So you can see that they try hard to cover all your possible needs. This is actually good, since it means you can earn and redeem miles in most of the possible situations that you will encounter. Each of the major hotel programs is similar in this aspect although some cover a wider range of star levels than others. For military or government travellers, one thing to consider is all the remote locations that we can get sent to. Marriott, Hilton, and Holiday Inn tend to be more widespread than other chains such as Starwood or Hyatt which are concentrated in major cities. The major hotel frequent stayer programs are:
Marriott (Marriott Rewards) – (I listed its components above)
Hilton (Hilton HHonors) – (Waldorf, Conrad, Hilton, Double Tree, Embassy Suites, Hilton Garden Inn, Hampton Inn, Homewood Suites, Home2Suites, and Hilton Gand Vacation timeshares)
Starwood (SPG) – Bought by Marriott and we will see how many of these brands they retain, if any (Sheraton, Four Points, St. Regis, Luxury collection, W Hotels, Le Meridien, Westin, Aloft, Element, and Starwood Vacation timeshares)
Choice (Comfort Inn/ Suites, Quality, Sleep Inn, Clarion, Rodeway Inn, Suburban, Econolodge, Cambria Suites, Mainstay Suites, and Ascend)
Hyatt (Hyatt Gold Passport)-(Hyatt and Hyatt Place)
Intercontinental Hotels Group (IHG Priority Club) (Intercontinental, Holiday Inn, Holiday Inn Express, Crowne Plaza, Candlewood Suites, Staybridge Suites, and Hotel Indigo) – special note: many of the Army on-post hotels are managed by IHG and you can gain points there!
Just as with airlines, it makes sense to try to put most of your stays with one program, but have membership in 2-3 because you may end up having to stay there occasionally. This will also help you gain status which is just as important with hotels as it is with airlines. Most programs have three levels Silver, Gold and Platinum/Diamond, just as with the airlines. Unlike airlines, however, the requirements for each level can vary quite a bit between programs. Some count stays of however many consecutive nights and others do not. Some count only the actual number of nights stayed in one of their hotels. Some count stays/ nights when you use points for a free stay and others do not.

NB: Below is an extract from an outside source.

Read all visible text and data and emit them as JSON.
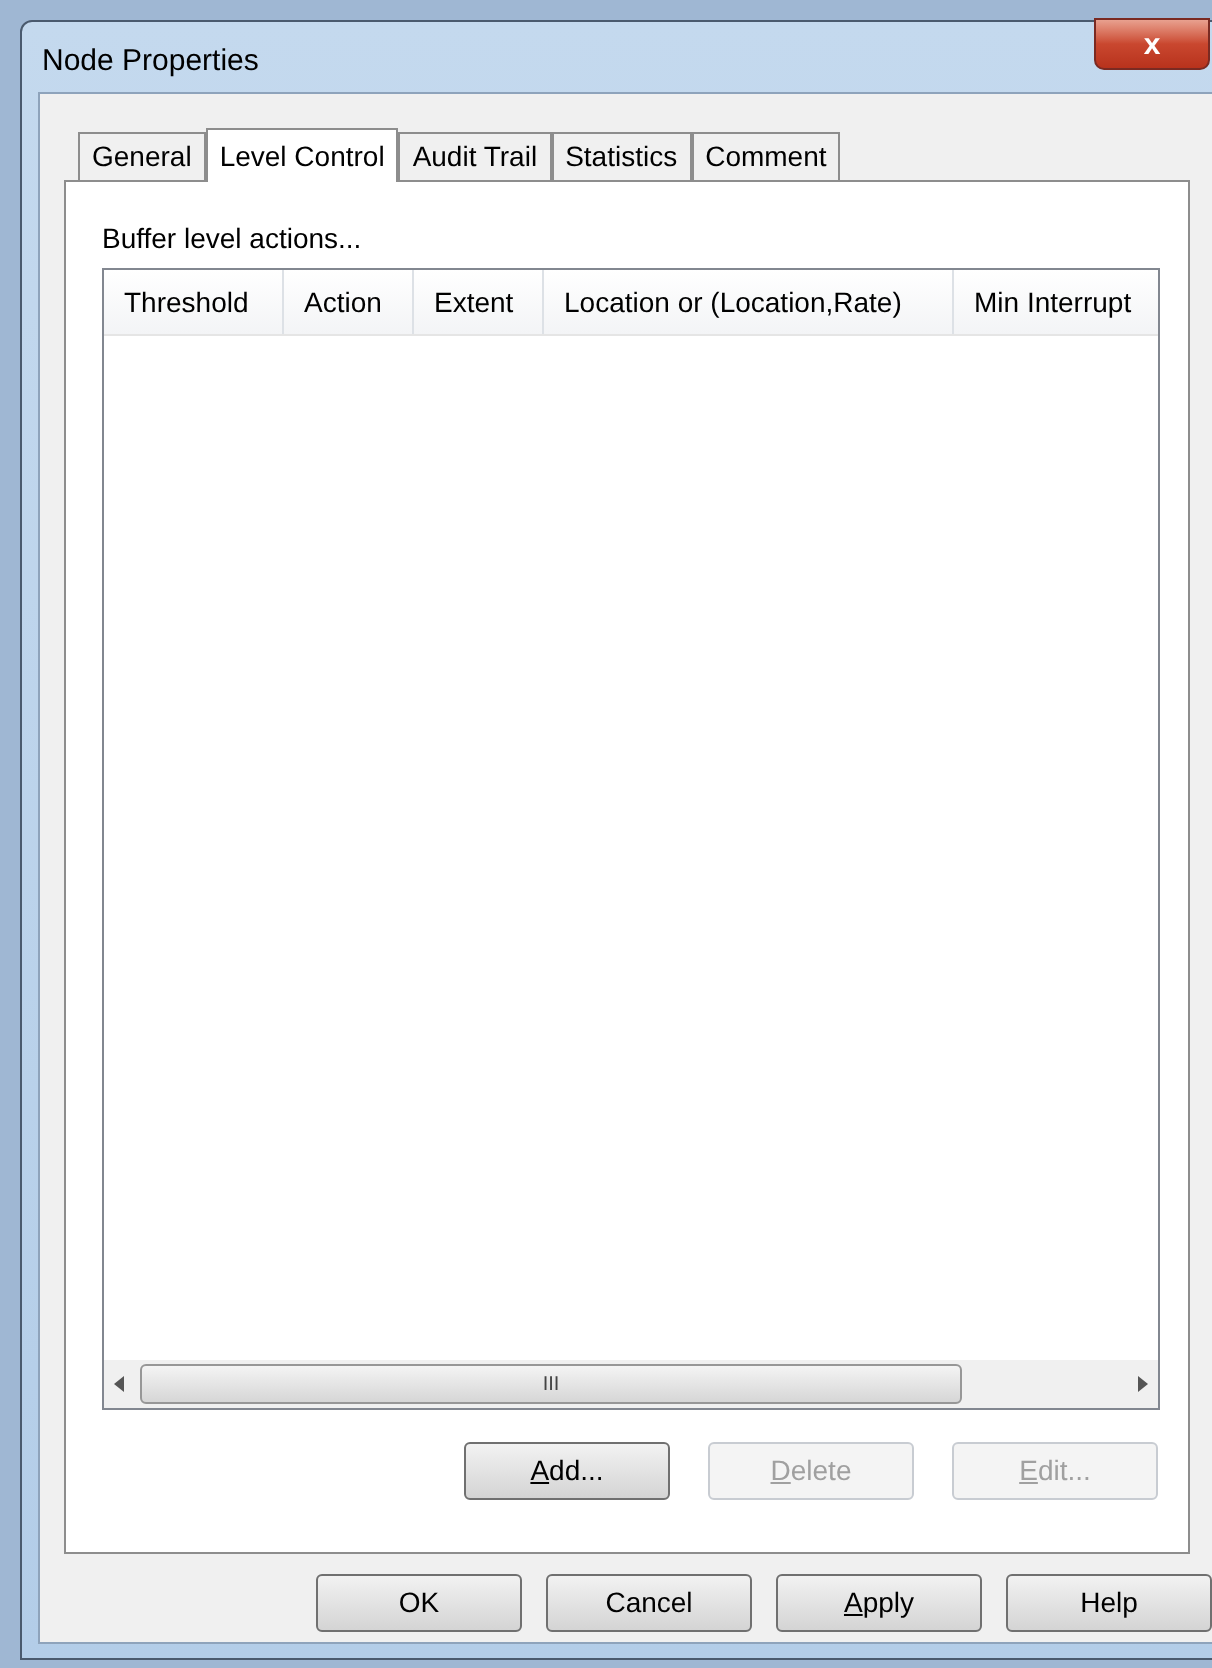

Gaining top level can require a lot of nights spent away from home, some programs need as many as 75 nights in a hotel. The consensus of several of my fellow BA bloggers think that the Platinum level is just too hard and that Gold gives you most of the key benefits such as free breakfast. I have been Platinum for several years in Marriott and really enjoy the top level treatment, but admit that it is hard to earn that consistently.
One important point is points or miles. Several of the programs will give you airline miles instead of hotel points if you like. I strongly advise against doing this. I already pointed out the value of hotel points and I think you will get much more value out of a bunch of hotel points instead of adding on to your airline mileage balance by a little bit. Note that this extends to the Hilton program that famously offers points and miles. They will give you 50% more points if you forgo the miles and this is a great way to build up your hotel points.
Lastly, consider that some programs will let you earn lifetime status (Marriott, SPG) while others do not have that. Definitely something to consider if you still have a lot of years to accumulate points.
So make your choices and start earning. Personally, I like the wider programs such as Marriott and Hilton, but it will depend on your situation. Many of my BA blogger compatriots swear by Hyatt and SPG saying that they have better FF programs and bonus offers. The choice will be up to you.